Records provided below:
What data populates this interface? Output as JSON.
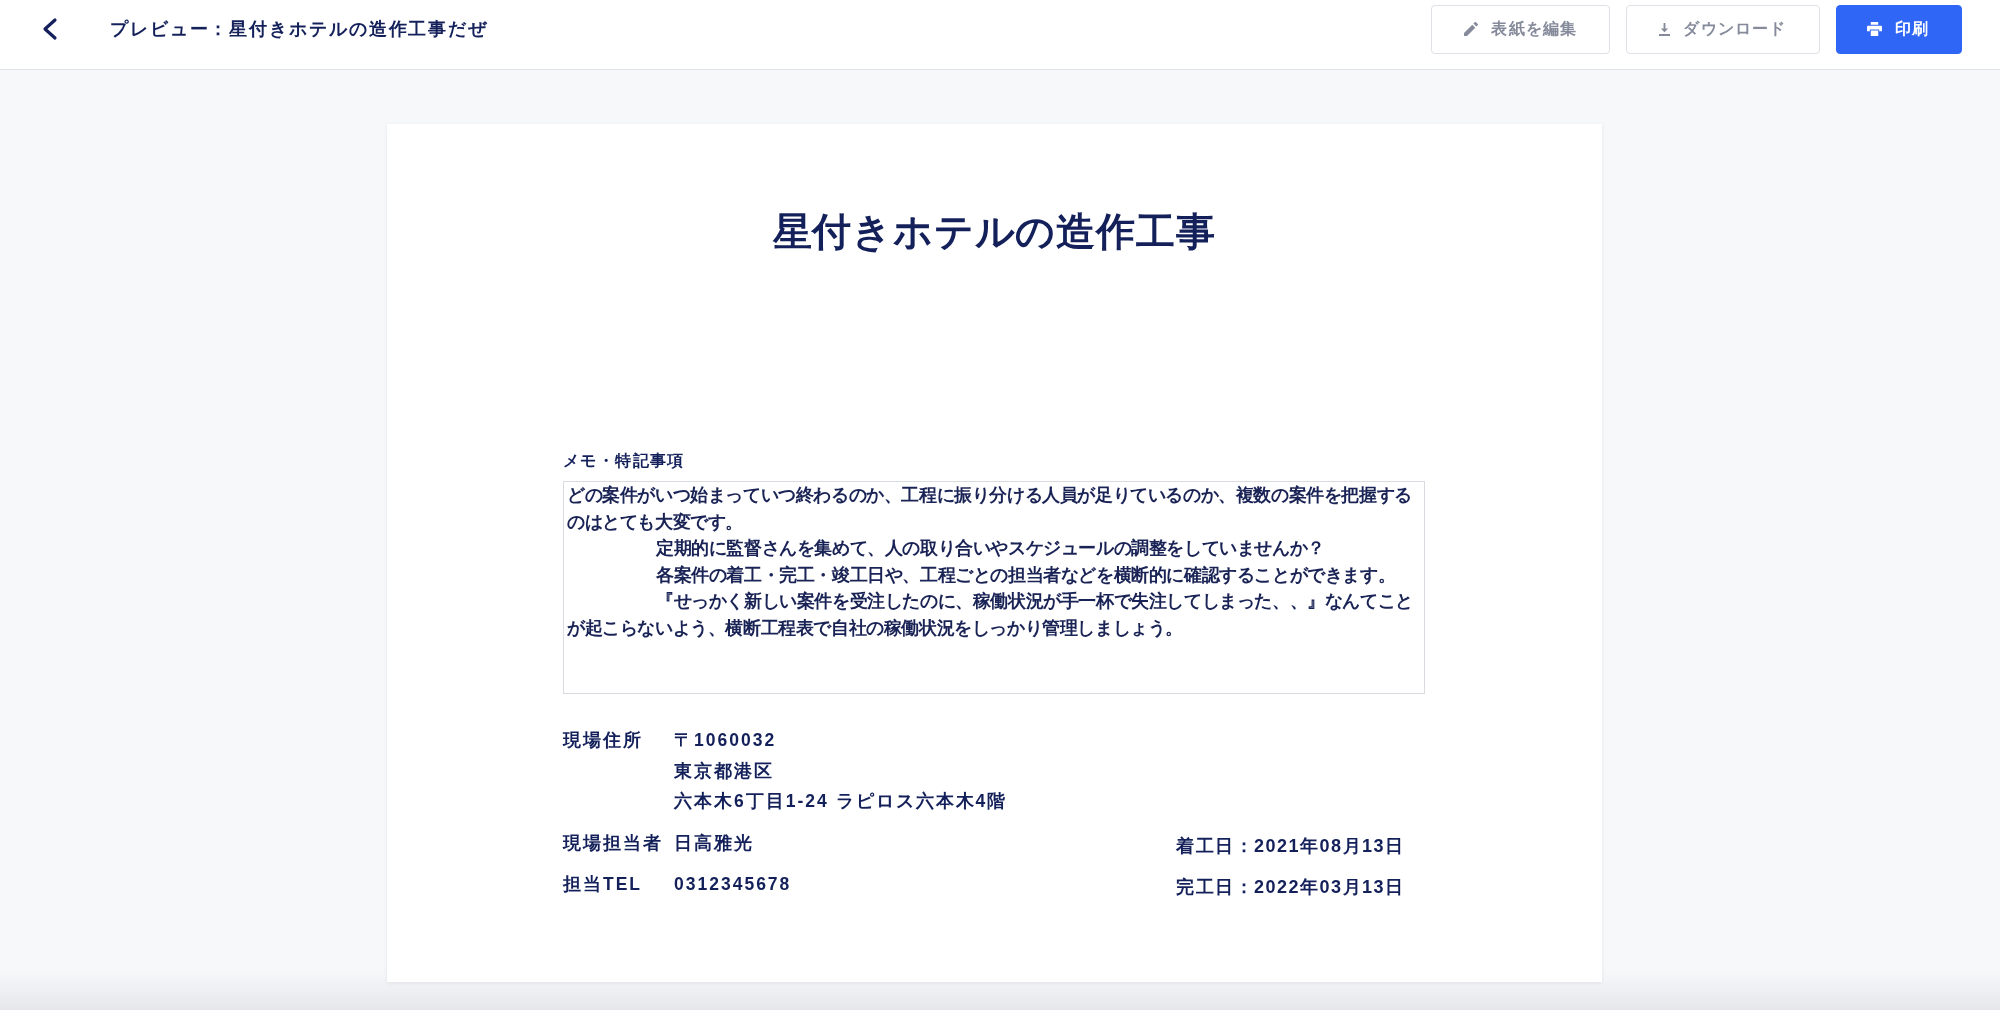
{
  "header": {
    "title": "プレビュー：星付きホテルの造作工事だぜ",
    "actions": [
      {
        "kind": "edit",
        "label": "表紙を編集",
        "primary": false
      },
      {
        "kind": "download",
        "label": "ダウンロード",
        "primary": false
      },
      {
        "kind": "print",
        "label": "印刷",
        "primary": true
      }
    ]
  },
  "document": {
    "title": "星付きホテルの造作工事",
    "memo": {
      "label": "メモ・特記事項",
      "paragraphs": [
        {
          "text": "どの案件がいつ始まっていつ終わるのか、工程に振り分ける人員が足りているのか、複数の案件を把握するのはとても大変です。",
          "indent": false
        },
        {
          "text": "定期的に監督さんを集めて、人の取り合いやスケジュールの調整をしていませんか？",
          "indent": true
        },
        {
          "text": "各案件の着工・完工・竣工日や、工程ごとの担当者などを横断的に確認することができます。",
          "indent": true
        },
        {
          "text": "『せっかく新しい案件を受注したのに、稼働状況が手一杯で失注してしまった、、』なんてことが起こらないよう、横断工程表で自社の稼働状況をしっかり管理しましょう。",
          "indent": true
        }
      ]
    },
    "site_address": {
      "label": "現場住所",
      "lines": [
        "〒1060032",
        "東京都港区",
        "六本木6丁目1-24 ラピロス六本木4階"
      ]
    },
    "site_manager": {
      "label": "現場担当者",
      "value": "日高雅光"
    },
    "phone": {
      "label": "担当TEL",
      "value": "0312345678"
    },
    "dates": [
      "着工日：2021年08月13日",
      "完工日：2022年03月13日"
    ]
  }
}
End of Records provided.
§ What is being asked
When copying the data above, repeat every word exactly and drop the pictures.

§ Output for this task
What data populates this interface? Output as JSON.
{
  "header": {
    "title": "プレビュー：星付きホテルの造作工事だぜ",
    "actions": [
      {
        "kind": "edit",
        "label": "表紙を編集",
        "primary": false
      },
      {
        "kind": "download",
        "label": "ダウンロード",
        "primary": false
      },
      {
        "kind": "print",
        "label": "印刷",
        "primary": true
      }
    ]
  },
  "document": {
    "title": "星付きホテルの造作工事",
    "memo": {
      "label": "メモ・特記事項",
      "paragraphs": [
        {
          "text": "どの案件がいつ始まっていつ終わるのか、工程に振り分ける人員が足りているのか、複数の案件を把握するのはとても大変です。",
          "indent": false
        },
        {
          "text": "定期的に監督さんを集めて、人の取り合いやスケジュールの調整をしていませんか？",
          "indent": true
        },
        {
          "text": "各案件の着工・完工・竣工日や、工程ごとの担当者などを横断的に確認することができます。",
          "indent": true
        },
        {
          "text": "『せっかく新しい案件を受注したのに、稼働状況が手一杯で失注してしまった、、』なんてことが起こらないよう、横断工程表で自社の稼働状況をしっかり管理しましょう。",
          "indent": true
        }
      ]
    },
    "site_address": {
      "label": "現場住所",
      "lines": [
        "〒1060032",
        "東京都港区",
        "六本木6丁目1-24 ラピロス六本木4階"
      ]
    },
    "site_manager": {
      "label": "現場担当者",
      "value": "日高雅光"
    },
    "phone": {
      "label": "担当TEL",
      "value": "0312345678"
    },
    "dates": [
      "着工日：2021年08月13日",
      "完工日：2022年03月13日"
    ]
  }
}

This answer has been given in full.